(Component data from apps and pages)

[Start of Attachment]

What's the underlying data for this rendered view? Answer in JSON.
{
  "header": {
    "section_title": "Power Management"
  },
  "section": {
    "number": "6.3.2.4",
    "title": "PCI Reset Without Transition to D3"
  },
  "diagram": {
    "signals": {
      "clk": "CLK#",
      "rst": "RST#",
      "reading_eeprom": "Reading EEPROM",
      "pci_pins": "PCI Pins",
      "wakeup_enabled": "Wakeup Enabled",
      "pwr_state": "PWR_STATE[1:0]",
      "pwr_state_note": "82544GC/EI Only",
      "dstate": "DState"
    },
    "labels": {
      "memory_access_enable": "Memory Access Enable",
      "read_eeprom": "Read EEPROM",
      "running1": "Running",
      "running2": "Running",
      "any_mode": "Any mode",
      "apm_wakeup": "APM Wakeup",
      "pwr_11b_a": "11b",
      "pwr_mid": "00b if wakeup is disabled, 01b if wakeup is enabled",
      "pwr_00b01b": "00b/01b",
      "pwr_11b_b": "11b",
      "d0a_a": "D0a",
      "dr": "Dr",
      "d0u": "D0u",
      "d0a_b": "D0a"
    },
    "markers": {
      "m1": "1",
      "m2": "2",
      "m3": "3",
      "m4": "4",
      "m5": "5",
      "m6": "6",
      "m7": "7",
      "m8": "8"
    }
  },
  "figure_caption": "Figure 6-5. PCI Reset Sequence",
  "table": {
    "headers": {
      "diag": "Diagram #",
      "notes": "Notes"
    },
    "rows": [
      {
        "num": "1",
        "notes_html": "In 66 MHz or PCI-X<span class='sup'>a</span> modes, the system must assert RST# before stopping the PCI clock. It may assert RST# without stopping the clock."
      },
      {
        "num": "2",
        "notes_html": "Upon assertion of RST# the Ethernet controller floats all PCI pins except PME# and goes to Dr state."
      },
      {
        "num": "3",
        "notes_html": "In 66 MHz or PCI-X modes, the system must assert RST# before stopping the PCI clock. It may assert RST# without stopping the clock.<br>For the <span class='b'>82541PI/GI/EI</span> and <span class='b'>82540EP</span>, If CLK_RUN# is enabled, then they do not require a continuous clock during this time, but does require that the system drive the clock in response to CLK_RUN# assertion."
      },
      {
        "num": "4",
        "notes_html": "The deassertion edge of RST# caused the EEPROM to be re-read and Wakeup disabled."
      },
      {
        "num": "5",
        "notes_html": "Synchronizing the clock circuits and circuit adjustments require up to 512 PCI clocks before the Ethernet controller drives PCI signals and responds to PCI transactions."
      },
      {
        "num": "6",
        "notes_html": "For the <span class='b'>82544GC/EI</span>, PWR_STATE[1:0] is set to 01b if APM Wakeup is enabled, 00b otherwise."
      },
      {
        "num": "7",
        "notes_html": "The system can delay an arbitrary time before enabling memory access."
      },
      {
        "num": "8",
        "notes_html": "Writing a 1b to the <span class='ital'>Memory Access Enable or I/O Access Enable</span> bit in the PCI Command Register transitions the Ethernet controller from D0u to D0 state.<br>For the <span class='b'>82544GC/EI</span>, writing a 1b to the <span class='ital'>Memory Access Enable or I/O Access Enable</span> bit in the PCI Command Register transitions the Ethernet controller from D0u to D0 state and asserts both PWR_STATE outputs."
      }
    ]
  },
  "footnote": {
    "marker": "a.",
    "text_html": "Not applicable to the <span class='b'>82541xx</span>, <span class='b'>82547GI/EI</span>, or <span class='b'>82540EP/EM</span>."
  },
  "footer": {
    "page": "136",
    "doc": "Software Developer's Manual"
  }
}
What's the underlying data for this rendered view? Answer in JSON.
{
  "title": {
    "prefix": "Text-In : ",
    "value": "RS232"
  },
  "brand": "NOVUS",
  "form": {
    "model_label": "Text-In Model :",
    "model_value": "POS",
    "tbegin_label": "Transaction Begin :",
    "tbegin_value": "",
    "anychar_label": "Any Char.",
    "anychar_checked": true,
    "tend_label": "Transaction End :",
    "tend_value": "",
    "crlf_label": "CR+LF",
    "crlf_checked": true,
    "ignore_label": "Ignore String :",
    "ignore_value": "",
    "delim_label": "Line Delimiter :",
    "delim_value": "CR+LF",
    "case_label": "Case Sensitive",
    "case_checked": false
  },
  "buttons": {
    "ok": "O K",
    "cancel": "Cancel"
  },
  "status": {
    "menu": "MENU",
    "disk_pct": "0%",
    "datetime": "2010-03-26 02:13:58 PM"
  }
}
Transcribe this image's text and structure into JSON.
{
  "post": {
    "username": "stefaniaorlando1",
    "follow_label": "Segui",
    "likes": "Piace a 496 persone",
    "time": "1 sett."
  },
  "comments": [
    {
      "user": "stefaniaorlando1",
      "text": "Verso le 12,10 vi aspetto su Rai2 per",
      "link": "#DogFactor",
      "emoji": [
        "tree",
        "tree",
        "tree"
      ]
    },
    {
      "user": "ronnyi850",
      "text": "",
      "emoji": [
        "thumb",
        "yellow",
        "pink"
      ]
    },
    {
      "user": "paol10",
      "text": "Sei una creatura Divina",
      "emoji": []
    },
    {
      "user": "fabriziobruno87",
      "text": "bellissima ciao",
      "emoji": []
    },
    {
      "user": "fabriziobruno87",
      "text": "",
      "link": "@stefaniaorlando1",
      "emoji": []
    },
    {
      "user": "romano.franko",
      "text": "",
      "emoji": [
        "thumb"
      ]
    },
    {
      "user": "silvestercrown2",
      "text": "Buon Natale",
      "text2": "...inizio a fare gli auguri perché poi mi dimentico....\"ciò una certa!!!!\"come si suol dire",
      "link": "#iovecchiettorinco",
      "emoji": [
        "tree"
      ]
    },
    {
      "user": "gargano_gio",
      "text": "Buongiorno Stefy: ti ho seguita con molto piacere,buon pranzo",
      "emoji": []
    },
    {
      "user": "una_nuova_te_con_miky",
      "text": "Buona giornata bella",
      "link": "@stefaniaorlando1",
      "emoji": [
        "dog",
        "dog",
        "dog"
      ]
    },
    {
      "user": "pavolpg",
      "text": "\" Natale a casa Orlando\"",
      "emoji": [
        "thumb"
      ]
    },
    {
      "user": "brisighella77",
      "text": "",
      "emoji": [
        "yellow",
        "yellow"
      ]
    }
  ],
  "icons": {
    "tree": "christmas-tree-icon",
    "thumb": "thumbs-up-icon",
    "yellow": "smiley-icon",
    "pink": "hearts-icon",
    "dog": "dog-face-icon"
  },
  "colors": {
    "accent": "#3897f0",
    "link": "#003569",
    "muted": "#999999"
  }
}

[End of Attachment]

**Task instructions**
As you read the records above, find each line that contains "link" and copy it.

**Response**
      "link": "#DogFactor",
      "link": "@stefaniaorlando1",
      "link": "#iovecchiettorinco",
      "link": "@stefaniaorlando1",
    "link": "#003569",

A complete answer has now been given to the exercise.